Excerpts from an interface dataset
● ● ● ● ● ● ●

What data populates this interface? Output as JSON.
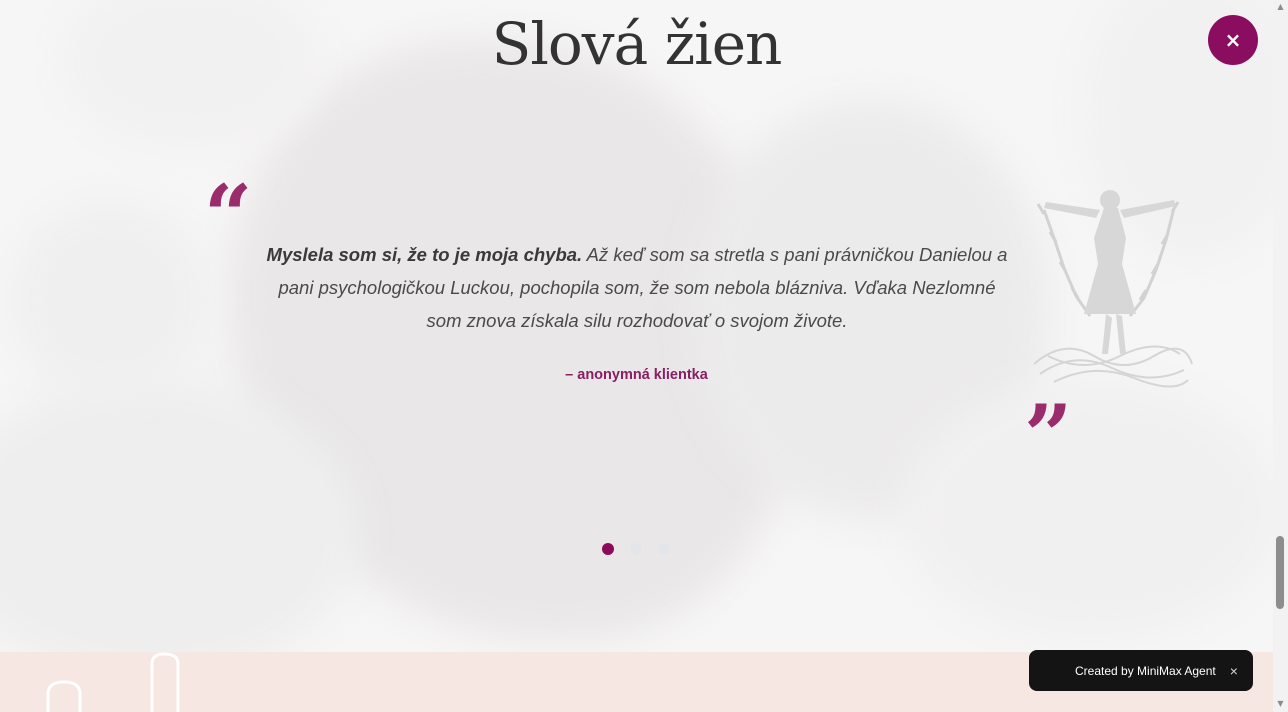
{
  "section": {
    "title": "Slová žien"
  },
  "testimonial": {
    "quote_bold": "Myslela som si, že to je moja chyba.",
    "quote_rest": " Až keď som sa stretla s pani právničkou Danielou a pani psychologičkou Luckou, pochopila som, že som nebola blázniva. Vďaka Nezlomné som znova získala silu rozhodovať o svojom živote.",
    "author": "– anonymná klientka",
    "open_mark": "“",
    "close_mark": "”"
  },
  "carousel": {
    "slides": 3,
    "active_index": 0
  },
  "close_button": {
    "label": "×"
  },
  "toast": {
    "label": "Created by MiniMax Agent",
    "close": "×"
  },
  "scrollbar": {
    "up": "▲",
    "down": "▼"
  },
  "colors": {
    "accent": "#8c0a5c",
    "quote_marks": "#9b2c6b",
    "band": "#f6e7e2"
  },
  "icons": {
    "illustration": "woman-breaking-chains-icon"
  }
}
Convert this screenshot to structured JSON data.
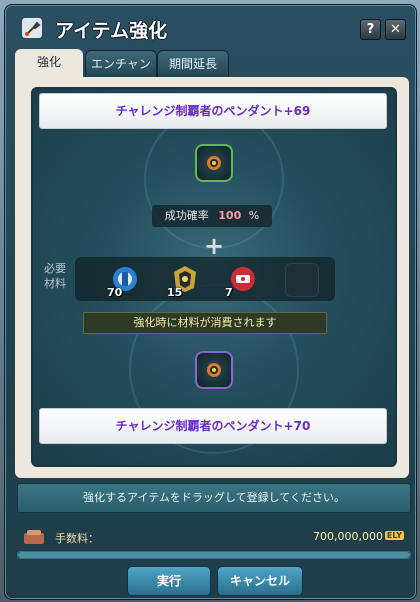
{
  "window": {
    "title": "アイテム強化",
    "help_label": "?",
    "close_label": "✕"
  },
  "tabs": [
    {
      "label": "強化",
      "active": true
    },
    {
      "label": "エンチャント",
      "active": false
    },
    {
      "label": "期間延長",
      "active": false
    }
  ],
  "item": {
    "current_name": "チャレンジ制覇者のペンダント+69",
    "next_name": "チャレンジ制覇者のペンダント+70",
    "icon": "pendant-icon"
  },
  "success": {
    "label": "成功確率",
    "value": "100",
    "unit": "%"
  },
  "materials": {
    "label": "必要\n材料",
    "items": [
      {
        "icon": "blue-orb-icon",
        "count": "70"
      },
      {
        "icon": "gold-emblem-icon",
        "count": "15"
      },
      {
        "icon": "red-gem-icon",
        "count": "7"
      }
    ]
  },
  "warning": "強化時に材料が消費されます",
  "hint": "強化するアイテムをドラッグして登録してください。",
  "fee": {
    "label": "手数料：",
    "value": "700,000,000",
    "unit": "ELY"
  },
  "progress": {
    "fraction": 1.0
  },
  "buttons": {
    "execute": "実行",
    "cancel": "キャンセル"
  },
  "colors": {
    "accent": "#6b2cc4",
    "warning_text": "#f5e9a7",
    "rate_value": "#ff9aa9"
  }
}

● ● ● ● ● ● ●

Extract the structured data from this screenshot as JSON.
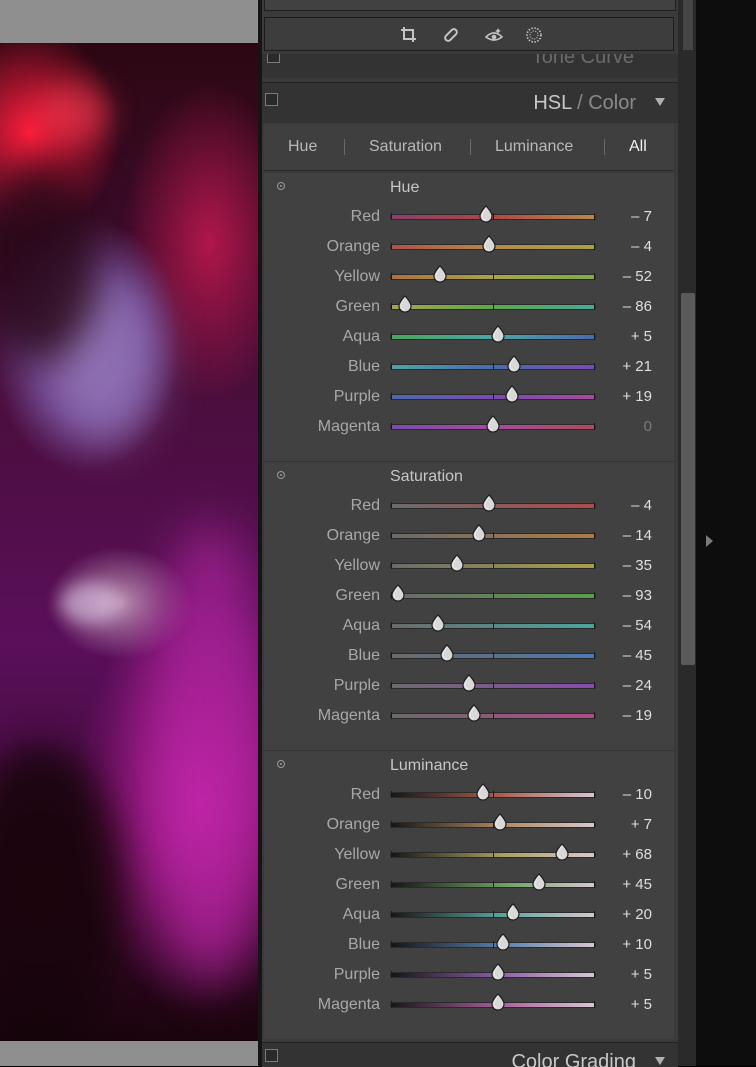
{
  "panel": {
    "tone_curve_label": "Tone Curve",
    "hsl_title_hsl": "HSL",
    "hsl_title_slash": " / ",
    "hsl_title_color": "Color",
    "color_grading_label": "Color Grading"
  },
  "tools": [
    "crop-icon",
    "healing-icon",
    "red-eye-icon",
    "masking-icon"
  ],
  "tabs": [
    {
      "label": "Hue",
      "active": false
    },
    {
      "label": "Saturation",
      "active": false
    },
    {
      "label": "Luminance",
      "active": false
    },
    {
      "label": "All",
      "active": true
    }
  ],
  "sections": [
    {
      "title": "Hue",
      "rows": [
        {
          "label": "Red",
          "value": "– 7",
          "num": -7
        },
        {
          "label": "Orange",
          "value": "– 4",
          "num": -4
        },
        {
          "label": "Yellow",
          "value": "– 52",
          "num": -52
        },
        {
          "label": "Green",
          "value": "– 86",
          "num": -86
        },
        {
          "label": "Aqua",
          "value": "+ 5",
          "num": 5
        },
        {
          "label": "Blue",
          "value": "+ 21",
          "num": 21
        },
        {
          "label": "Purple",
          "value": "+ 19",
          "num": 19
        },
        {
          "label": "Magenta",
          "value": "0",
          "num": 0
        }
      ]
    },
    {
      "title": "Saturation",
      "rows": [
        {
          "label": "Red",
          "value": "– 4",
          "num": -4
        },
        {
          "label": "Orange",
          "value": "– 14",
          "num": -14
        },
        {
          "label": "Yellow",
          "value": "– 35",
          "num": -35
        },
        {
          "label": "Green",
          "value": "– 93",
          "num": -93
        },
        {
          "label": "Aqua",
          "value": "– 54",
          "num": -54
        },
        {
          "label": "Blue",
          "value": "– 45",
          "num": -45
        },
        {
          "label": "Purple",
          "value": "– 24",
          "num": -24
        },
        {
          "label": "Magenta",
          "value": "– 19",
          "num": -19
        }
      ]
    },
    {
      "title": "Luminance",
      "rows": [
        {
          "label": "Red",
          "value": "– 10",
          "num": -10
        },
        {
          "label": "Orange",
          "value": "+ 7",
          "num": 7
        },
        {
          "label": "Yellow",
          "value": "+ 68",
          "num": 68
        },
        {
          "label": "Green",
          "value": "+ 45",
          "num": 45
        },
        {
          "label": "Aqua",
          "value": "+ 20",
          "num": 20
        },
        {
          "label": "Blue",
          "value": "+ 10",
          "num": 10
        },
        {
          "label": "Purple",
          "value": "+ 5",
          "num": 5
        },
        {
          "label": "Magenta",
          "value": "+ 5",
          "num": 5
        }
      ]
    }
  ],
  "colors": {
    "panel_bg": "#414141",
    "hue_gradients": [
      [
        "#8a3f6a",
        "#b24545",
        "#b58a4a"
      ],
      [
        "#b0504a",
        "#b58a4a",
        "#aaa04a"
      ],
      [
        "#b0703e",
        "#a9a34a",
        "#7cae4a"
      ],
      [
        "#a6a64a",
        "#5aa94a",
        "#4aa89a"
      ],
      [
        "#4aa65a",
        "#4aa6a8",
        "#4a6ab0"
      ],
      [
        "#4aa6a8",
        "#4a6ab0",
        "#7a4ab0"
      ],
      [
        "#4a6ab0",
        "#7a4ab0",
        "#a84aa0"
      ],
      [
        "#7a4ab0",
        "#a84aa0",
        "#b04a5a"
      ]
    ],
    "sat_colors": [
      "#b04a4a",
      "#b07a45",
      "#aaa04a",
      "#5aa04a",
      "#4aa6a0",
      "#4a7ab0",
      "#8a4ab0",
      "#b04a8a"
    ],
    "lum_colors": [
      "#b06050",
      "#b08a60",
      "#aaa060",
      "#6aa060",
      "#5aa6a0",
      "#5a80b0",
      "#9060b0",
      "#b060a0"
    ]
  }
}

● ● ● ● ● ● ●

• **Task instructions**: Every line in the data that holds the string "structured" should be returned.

• **Answer to the exercise**:
Convert this screenshot to structured JSON data.
Extract the structured data from this screenshot as JSON.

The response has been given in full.